Records for the exercise:
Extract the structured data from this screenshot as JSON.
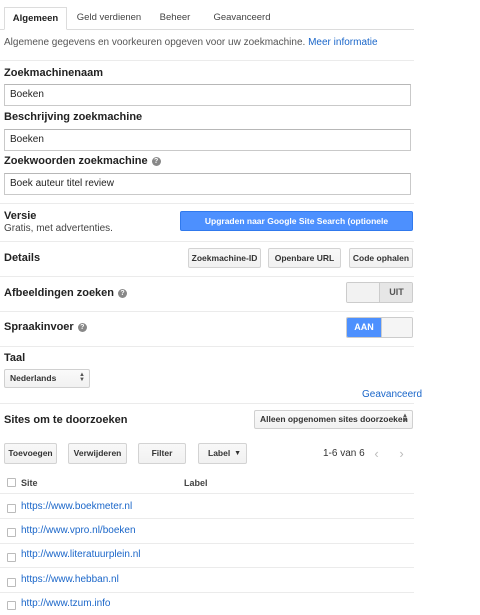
{
  "tabs": [
    {
      "label": "Algemeen",
      "active": true
    },
    {
      "label": "Geld verdienen",
      "active": false
    },
    {
      "label": "Beheer",
      "active": false
    },
    {
      "label": "Geavanceerd",
      "active": false
    }
  ],
  "intro": {
    "text": "Algemene gegevens en voorkeuren opgeven voor uw zoekmachine.",
    "link": "Meer informatie"
  },
  "fields": {
    "name_label": "Zoekmachinenaam",
    "name_value": "Boeken",
    "description_label": "Beschrijving zoekmachine",
    "description_value": "Boeken",
    "keywords_label": "Zoekwoorden zoekmachine",
    "keywords_value": "Boek auteur titel review"
  },
  "version": {
    "label": "Versie",
    "value": "Gratis, met advertenties.",
    "upgrade_button": "Upgraden naar Google Site Search (optionele advertenties)"
  },
  "details": {
    "label": "Details",
    "buttons": [
      "Zoekmachine-ID",
      "Openbare URL",
      "Code ophalen"
    ]
  },
  "image_search": {
    "label": "Afbeeldingen zoeken",
    "state": "UIT",
    "on": false
  },
  "speech_input": {
    "label": "Spraakinvoer",
    "state": "AAN",
    "on": true
  },
  "language": {
    "label": "Taal",
    "selected": "Nederlands"
  },
  "advanced_link": "Geavanceerd",
  "sites": {
    "label": "Sites om te doorzoeken",
    "filter_select": "Alleen opgenomen sites doorzoeken",
    "toolbar": {
      "add": "Toevoegen",
      "remove": "Verwijderen",
      "filter": "Filter",
      "label": "Label"
    },
    "pager": "1-6 van 6",
    "columns": {
      "site": "Site",
      "label": "Label"
    },
    "rows": [
      "https://www.boekmeter.nl",
      "http://www.vpro.nl/boeken",
      "http://www.literatuurplein.nl",
      "https://www.hebban.nl",
      "http://www.tzum.info"
    ]
  },
  "icons": {
    "help": "help-icon",
    "prev": "chevron-left-icon",
    "next": "chevron-right-icon",
    "dropdown": "dropdown-arrow-icon"
  },
  "colors": {
    "accent": "#4d90fe",
    "link": "#1a66c9"
  }
}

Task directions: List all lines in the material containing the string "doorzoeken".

Written solution:
    "label": "Sites om te doorzoeken",
    "filter_select": "Alleen opgenomen sites doorzoeken",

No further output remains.